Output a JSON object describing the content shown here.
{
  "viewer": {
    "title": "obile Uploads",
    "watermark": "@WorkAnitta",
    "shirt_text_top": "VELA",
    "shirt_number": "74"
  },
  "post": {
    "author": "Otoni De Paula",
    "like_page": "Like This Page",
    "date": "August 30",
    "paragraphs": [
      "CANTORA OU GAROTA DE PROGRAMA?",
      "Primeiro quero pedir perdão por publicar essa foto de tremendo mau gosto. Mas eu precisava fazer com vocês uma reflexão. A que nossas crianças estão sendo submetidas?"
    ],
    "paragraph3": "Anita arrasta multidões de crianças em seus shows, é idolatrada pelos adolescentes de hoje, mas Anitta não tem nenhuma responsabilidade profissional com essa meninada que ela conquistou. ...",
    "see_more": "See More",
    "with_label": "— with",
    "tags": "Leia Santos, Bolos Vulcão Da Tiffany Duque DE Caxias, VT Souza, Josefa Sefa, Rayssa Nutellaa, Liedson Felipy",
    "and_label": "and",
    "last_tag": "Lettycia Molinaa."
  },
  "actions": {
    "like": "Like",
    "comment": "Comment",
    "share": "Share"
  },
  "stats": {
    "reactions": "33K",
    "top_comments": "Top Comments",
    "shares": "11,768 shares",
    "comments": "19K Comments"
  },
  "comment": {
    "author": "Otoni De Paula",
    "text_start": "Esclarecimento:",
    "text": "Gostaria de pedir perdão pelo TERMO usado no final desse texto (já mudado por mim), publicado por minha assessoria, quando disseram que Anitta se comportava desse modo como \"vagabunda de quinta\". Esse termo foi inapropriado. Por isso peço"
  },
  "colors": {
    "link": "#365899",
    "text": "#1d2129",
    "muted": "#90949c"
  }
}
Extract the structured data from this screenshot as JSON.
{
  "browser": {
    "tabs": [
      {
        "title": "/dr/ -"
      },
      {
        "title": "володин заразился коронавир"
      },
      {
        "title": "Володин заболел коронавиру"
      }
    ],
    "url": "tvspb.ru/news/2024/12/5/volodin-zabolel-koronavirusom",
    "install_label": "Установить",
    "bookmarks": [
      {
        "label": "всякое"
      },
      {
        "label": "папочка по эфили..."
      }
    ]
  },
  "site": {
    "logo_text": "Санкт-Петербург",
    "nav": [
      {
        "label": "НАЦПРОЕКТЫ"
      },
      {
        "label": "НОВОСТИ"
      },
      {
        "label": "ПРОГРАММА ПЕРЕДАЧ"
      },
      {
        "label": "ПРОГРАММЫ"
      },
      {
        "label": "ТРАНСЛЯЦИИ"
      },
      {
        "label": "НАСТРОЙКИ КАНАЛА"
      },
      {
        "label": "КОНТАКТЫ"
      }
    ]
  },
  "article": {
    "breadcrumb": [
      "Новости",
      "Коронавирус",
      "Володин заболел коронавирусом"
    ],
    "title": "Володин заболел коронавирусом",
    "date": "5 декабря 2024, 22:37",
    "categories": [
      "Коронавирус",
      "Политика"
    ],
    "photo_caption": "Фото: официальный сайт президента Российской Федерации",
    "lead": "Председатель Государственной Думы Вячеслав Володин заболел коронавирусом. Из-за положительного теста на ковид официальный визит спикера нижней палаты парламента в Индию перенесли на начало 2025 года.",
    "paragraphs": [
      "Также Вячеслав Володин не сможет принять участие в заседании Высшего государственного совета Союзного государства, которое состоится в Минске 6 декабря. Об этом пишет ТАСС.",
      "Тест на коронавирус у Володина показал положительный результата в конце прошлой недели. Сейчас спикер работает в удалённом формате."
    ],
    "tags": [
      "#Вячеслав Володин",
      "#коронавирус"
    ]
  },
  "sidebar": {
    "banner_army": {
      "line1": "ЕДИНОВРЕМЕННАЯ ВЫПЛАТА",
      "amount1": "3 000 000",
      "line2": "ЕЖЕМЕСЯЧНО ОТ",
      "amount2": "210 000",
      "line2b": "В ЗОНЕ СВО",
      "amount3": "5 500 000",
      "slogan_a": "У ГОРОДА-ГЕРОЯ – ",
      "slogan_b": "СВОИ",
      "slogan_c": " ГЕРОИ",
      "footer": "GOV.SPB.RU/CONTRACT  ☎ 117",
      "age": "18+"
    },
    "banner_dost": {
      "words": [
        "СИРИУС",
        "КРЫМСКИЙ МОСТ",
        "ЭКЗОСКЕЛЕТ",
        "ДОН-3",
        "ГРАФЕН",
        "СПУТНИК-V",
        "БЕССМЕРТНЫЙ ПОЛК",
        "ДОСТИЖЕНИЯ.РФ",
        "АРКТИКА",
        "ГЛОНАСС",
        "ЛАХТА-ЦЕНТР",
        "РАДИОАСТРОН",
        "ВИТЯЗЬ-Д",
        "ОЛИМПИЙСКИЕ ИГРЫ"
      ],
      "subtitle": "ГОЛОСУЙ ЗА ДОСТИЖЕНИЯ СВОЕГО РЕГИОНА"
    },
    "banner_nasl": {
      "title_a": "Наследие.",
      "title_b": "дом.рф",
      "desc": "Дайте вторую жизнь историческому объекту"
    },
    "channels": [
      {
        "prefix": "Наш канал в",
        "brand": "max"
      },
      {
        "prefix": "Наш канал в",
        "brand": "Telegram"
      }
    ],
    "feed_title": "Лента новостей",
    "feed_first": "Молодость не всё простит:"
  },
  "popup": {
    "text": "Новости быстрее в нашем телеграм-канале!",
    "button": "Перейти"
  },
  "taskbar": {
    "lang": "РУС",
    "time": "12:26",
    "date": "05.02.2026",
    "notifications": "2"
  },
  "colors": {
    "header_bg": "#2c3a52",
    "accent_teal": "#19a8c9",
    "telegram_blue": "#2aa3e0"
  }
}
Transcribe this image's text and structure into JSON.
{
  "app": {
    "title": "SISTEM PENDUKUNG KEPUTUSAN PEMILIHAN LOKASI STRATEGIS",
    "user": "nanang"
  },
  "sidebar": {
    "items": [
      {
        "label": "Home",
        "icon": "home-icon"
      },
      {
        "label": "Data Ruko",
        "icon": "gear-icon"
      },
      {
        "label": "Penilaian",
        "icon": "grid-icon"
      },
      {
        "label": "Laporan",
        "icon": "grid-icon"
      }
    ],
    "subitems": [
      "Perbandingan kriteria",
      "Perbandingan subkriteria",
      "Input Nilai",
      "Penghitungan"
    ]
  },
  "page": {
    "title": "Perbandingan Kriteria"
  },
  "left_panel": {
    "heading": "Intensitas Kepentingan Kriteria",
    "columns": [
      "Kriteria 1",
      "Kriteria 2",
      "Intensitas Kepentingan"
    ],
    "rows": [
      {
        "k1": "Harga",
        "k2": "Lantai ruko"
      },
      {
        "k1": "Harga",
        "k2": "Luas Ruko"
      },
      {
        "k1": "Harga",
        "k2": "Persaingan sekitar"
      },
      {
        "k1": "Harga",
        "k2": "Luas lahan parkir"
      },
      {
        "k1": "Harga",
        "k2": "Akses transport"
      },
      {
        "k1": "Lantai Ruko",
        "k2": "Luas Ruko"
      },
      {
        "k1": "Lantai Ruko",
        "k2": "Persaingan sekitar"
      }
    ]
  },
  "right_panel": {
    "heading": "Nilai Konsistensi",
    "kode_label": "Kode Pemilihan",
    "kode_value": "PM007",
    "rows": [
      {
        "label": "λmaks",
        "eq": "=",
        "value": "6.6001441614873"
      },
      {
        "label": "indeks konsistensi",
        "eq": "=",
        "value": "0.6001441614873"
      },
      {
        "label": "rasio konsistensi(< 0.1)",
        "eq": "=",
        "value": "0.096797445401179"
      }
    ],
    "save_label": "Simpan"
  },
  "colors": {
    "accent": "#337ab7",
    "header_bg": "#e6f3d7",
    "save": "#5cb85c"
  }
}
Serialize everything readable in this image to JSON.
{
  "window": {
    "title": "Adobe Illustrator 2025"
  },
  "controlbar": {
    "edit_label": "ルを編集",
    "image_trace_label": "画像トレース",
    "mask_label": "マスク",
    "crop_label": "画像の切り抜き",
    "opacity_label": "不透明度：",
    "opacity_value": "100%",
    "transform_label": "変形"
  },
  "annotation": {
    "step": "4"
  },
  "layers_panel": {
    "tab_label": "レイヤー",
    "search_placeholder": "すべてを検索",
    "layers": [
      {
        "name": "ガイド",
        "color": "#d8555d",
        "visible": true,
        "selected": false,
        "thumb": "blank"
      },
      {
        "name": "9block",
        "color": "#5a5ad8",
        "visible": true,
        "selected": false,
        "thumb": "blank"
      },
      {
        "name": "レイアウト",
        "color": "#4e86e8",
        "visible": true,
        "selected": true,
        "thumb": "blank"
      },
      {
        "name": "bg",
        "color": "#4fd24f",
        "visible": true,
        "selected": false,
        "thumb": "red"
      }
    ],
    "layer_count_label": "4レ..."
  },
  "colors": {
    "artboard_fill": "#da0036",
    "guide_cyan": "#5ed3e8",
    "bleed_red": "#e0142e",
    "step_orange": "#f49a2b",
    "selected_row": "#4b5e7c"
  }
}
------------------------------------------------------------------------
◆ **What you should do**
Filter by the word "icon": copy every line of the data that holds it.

◆ **Exercise response**
        "icon": "home-icon"
        "icon": "gear-icon"
        "icon": "grid-icon"
        "icon": "grid-icon"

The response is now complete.